# Problem statement
Without including any pictures, write out all the entries exactly.

# Record set

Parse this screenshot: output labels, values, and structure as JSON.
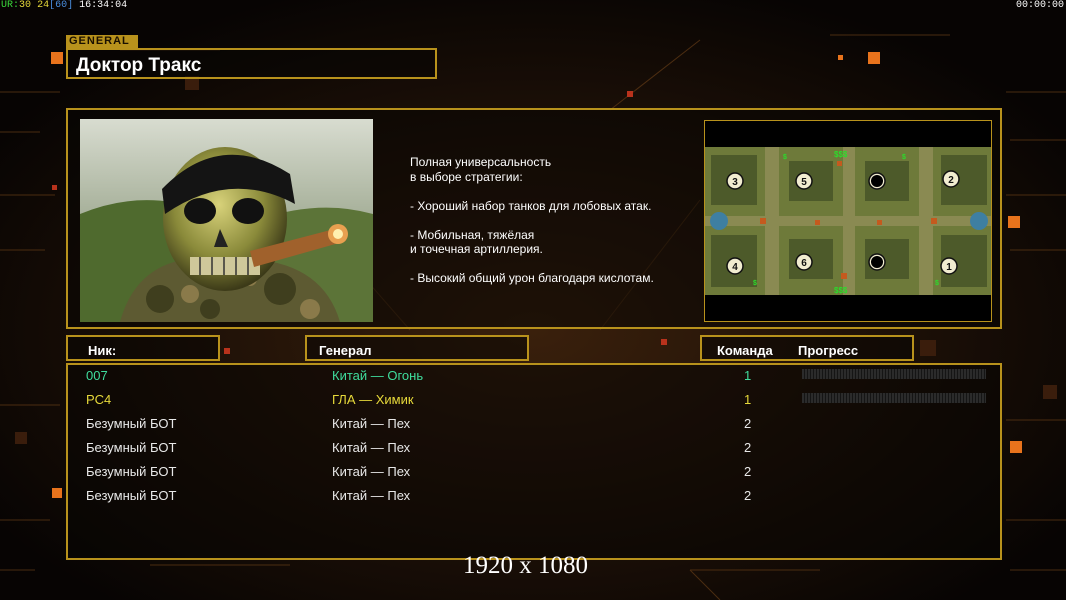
{
  "overlay": {
    "fps_prefix": "UR",
    "fps_a": "30",
    "fps_b": "24",
    "fps_c": "[60]",
    "clock": "16:34:04",
    "timer": "00:00:00"
  },
  "general": {
    "tag": "GENERAL",
    "name": "Доктор Тракс",
    "description_lines": [
      "Полная универсальность",
      "в выборе стратегии:",
      "",
      "- Хороший набор танков для лобовых атак.",
      "",
      "- Мобильная, тяжёлая",
      "и точечная артиллерия.",
      "",
      "- Высокий общий урон благодаря кислотам."
    ]
  },
  "minimap": {
    "spawn_labels": [
      "3",
      "5",
      "2",
      "4",
      "6",
      "1"
    ],
    "money_label": "$$$"
  },
  "columns": {
    "nick": "Ник:",
    "general": "Генерал",
    "team": "Команда",
    "progress": "Прогресс"
  },
  "players": [
    {
      "nick": "007",
      "general": "Китай — Огонь",
      "team": "1",
      "progress_visible": true,
      "color": "#3fdc9c"
    },
    {
      "nick": "PC4",
      "general": "ГЛА — Химик",
      "team": "1",
      "progress_visible": true,
      "color": "#e6d93a"
    },
    {
      "nick": "Безумный БОТ",
      "general": "Китай — Пех",
      "team": "2",
      "progress_visible": false,
      "color": "#e8e8e8"
    },
    {
      "nick": "Безумный БОТ",
      "general": "Китай — Пех",
      "team": "2",
      "progress_visible": false,
      "color": "#e8e8e8"
    },
    {
      "nick": "Безумный БОТ",
      "general": "Китай — Пех",
      "team": "2",
      "progress_visible": false,
      "color": "#e8e8e8"
    },
    {
      "nick": "Безумный БОТ",
      "general": "Китай — Пех",
      "team": "2",
      "progress_visible": false,
      "color": "#e8e8e8"
    }
  ],
  "resolution": "1920 x 1080",
  "colors": {
    "gold": "#b8921c",
    "accent_orange": "#e8731c",
    "background": "#0b0604"
  }
}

# Final answer
Parse this screenshot: output labels, values, and structure as JSON.
{
  "overlay": {
    "fps_prefix": "UR",
    "fps_a": "30",
    "fps_b": "24",
    "fps_c": "[60]",
    "clock": "16:34:04",
    "timer": "00:00:00"
  },
  "general": {
    "tag": "GENERAL",
    "name": "Доктор Тракс",
    "description_lines": [
      "Полная универсальность",
      "в выборе стратегии:",
      "",
      "- Хороший набор танков для лобовых атак.",
      "",
      "- Мобильная, тяжёлая",
      "и точечная артиллерия.",
      "",
      "- Высокий общий урон благодаря кислотам."
    ]
  },
  "minimap": {
    "spawn_labels": [
      "3",
      "5",
      "2",
      "4",
      "6",
      "1"
    ],
    "money_label": "$$$"
  },
  "columns": {
    "nick": "Ник:",
    "general": "Генерал",
    "team": "Команда",
    "progress": "Прогресс"
  },
  "players": [
    {
      "nick": "007",
      "general": "Китай — Огонь",
      "team": "1",
      "progress_visible": true,
      "color": "#3fdc9c"
    },
    {
      "nick": "PC4",
      "general": "ГЛА — Химик",
      "team": "1",
      "progress_visible": true,
      "color": "#e6d93a"
    },
    {
      "nick": "Безумный БОТ",
      "general": "Китай — Пех",
      "team": "2",
      "progress_visible": false,
      "color": "#e8e8e8"
    },
    {
      "nick": "Безумный БОТ",
      "general": "Китай — Пех",
      "team": "2",
      "progress_visible": false,
      "color": "#e8e8e8"
    },
    {
      "nick": "Безумный БОТ",
      "general": "Китай — Пех",
      "team": "2",
      "progress_visible": false,
      "color": "#e8e8e8"
    },
    {
      "nick": "Безумный БОТ",
      "general": "Китай — Пех",
      "team": "2",
      "progress_visible": false,
      "color": "#e8e8e8"
    }
  ],
  "resolution": "1920 x 1080",
  "colors": {
    "gold": "#b8921c",
    "accent_orange": "#e8731c",
    "background": "#0b0604"
  }
}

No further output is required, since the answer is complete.